Attorneys for the Dallas-based company filed a federal lawsuit Friday against Jamie Nucero. In addition to trademark infringement, Panini is seeking damages and injunctive relief.
The litigation is the latest chapter in Panini’s quest to protect its “Rated Rookie” trademark, particularly for up-and-coming NBA stars like Zion Williamson. Panini also alleges in the civil complaint that other trademarks, such as “Rookie Ticket,” “Contenders” and similar variants, were being infringed by Nucero.
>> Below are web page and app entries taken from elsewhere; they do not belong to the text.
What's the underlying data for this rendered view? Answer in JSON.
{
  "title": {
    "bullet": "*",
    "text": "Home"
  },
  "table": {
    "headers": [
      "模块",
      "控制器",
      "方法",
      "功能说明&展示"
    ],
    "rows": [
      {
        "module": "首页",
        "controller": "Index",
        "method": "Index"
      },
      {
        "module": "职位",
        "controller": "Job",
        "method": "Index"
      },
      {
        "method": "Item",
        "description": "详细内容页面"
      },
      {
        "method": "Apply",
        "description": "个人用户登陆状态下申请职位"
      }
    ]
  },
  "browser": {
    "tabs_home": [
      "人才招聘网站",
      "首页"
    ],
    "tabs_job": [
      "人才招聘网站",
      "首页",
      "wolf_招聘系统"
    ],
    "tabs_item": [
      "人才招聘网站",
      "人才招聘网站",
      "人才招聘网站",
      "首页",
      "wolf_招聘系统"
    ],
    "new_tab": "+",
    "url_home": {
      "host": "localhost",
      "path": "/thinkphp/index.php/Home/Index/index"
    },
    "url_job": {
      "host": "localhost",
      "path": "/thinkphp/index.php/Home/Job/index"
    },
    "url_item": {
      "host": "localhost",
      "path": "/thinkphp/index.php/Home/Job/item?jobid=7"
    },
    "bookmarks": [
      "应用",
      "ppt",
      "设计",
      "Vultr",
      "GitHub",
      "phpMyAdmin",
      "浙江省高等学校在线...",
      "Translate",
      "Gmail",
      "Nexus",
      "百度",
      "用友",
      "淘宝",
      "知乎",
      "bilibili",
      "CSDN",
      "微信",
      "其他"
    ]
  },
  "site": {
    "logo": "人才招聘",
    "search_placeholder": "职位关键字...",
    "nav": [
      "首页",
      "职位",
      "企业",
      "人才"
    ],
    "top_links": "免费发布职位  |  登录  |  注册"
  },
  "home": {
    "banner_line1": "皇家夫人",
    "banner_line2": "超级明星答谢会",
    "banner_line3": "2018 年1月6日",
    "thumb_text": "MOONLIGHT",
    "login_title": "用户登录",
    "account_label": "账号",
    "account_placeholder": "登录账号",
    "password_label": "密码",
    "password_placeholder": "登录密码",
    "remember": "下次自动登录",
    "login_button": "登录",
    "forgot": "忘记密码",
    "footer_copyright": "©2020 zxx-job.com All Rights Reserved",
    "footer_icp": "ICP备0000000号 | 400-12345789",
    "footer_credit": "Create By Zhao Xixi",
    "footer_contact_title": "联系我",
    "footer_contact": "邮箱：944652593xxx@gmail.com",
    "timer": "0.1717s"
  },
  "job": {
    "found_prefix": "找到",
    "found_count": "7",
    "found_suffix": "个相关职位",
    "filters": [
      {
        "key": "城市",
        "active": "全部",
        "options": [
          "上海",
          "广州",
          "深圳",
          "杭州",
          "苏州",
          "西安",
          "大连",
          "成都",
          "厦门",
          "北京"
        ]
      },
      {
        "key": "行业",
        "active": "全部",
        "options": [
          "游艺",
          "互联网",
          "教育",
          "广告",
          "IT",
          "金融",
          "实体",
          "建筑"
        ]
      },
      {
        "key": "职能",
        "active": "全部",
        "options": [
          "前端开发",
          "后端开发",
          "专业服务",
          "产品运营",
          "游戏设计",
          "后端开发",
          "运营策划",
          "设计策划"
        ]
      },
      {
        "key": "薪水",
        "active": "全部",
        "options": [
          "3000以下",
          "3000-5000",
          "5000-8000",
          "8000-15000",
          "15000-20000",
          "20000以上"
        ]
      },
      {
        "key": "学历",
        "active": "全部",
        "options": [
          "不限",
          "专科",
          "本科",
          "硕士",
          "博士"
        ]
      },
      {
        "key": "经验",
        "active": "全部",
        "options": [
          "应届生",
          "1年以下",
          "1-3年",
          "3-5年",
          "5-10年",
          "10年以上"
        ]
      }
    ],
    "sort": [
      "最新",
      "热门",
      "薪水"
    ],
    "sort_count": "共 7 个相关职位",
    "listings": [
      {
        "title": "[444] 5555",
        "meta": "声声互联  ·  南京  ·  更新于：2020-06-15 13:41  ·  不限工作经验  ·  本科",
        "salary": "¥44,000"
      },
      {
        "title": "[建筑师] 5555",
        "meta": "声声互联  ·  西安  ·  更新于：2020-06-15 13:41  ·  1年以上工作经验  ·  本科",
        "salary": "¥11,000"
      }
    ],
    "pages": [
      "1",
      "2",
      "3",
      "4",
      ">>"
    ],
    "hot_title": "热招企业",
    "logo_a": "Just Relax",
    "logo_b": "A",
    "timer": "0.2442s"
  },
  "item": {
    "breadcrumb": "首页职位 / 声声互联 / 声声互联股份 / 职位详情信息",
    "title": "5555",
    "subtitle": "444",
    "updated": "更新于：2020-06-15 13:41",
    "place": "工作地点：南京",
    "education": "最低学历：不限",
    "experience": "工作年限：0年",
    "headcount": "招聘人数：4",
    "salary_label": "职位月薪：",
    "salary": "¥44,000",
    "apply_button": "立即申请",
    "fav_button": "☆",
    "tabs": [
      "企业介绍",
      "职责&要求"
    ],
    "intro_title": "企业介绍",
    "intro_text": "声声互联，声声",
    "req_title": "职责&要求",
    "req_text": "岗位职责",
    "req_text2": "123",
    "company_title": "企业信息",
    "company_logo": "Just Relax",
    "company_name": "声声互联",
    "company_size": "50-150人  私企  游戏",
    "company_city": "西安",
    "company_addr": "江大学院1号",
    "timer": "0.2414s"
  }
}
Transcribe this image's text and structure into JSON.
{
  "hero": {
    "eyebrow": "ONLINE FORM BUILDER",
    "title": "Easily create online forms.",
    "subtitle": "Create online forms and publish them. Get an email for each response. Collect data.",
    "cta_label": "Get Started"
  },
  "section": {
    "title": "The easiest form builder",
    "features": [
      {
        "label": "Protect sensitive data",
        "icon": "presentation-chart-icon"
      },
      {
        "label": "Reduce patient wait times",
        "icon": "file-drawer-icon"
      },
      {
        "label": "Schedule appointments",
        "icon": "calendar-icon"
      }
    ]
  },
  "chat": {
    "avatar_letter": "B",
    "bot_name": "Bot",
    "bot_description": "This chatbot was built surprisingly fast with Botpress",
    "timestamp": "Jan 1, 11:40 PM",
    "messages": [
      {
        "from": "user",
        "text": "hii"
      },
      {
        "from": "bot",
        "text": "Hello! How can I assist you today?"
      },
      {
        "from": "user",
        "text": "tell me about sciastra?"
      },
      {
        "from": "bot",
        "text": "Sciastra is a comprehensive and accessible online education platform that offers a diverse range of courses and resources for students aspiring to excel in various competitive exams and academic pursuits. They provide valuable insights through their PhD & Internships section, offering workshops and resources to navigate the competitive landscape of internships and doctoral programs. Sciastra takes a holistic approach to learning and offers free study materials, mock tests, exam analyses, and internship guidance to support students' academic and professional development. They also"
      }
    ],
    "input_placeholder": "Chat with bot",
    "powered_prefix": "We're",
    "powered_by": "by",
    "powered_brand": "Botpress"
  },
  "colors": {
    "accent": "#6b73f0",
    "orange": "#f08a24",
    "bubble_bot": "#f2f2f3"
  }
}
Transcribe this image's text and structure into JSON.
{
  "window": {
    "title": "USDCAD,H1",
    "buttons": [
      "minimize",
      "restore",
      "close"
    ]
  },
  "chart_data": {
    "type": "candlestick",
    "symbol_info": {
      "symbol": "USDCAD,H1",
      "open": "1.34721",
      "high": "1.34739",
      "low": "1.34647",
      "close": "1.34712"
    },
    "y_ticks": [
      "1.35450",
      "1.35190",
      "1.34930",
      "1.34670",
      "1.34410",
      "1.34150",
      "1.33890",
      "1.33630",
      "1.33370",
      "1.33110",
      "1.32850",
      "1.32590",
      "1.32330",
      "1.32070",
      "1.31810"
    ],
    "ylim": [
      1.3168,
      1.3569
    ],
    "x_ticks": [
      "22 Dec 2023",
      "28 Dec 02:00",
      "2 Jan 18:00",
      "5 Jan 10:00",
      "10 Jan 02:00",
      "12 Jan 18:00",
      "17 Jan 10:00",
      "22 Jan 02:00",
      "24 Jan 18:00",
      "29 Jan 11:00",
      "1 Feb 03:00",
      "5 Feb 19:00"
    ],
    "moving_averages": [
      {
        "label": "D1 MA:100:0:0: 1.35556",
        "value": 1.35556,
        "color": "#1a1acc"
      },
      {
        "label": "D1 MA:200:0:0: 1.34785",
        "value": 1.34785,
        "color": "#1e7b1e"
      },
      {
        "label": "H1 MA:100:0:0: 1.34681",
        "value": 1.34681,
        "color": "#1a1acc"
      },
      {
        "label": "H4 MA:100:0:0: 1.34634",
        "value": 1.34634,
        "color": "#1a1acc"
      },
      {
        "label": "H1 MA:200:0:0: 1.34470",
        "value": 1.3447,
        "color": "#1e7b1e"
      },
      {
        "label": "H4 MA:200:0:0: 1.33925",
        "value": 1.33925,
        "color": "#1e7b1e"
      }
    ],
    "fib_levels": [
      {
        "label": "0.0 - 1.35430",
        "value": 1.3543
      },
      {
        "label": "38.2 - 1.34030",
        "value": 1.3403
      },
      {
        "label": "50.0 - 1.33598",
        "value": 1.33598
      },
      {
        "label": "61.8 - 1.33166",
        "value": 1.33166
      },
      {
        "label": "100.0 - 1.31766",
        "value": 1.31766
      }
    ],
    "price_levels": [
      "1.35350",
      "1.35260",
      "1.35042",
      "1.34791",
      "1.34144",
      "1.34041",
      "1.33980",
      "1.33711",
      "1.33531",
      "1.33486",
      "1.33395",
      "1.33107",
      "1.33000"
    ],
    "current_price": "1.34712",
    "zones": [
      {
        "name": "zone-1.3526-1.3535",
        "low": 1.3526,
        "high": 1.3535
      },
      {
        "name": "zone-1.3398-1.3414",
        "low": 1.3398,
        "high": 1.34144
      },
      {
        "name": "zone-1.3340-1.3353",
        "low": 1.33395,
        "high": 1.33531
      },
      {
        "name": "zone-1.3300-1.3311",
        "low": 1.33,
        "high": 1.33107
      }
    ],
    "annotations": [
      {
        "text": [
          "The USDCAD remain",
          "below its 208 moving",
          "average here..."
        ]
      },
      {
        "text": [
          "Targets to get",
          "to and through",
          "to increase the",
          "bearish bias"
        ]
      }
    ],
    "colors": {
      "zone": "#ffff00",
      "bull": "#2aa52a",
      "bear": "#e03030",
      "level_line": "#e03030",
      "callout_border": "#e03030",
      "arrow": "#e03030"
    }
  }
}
The lawsuit. filed in U.S. District Court for the Eastern District of Pennsylvania, contains exhibits detailing emails between Nucero and Shad Wing, who Panini attorneys allege is a previous customer, discussing Williamson cards, among others, in an exchange of emails earlier this year.
“This one is a doozie,” attorney and collector Paul Lesko tweeted about the lawsuit Monday afternoon.
The first lawsuit, in U.S. District Court for the Northern District of California, was filed in June 2019 against an entity billing itself as Kollectorsvault. Two months ago, Panini sued Wing, of Kansas City, Missouri, in U.S. District Court for the District of Western Missouri, alleging trademark infringement, unfair competition and deceptive trade practices.
Friday’s lawsuit notes that Nucero markets and sells — among other things — sports trading cards through online sites such as eBay, where he uses the handle, “nukero.”
The lawsuit alleges Nucero emailed Wing on April 6, 2019, to give him advice “about how to cheat eBay” by providing fake feedback. In another email, dated May 14, 2019, Nucero allegedly told Wing how to sell “bad” cards.
The suit also alleges Nucero sold products to Wing using the Panini trademarks that were not authentic Panini products, “without any right to do so.”
Panini alleges in the lawsuit that Nucero serves as a supplier and/or seller of trading cards with infringing marks, selling the cards to various people who then resell them on different online platforms and channels. The infringing marks, the suit alleges, are identical to, or substantially identical to, or “otherwise confusingly similar” to Panini’s trademarks.
Two exhibits detail emails between Wing and “Jay Longo,” who Panini’s attorneys claim is Nucero.
“(It) will be interesting to see where this lawsuit goes, as it appears Nucero was Wing’s supplier, and Panini is getting closer to the print shop making these cards,” Lesko tweeted Monday.
In its latest complaint, Panini alleges this is not the first time Nucero had dealt with questionable cards. According to the lawsuit, Nucero was involved in previous litigation concerning fake rookie cards on eBay and made as much as $10,000.
Nucero pleaded guilty to mail fraud in that August 2008 case, according to Sports Collectors Daily and the Times-Tribune of Scranton, Pennsylvania.
In the lawsuit filed Friday, Panini said that a consequence of Nucero’s use of the infringement marks will cause potential buyers to be “confused, misled, and deceived” by the similarity to the actual Panini trademarks.
“Such persons who are seeking the Panini sports trading card product line will be mistakenly led to deal with the defendant,” the complaint read.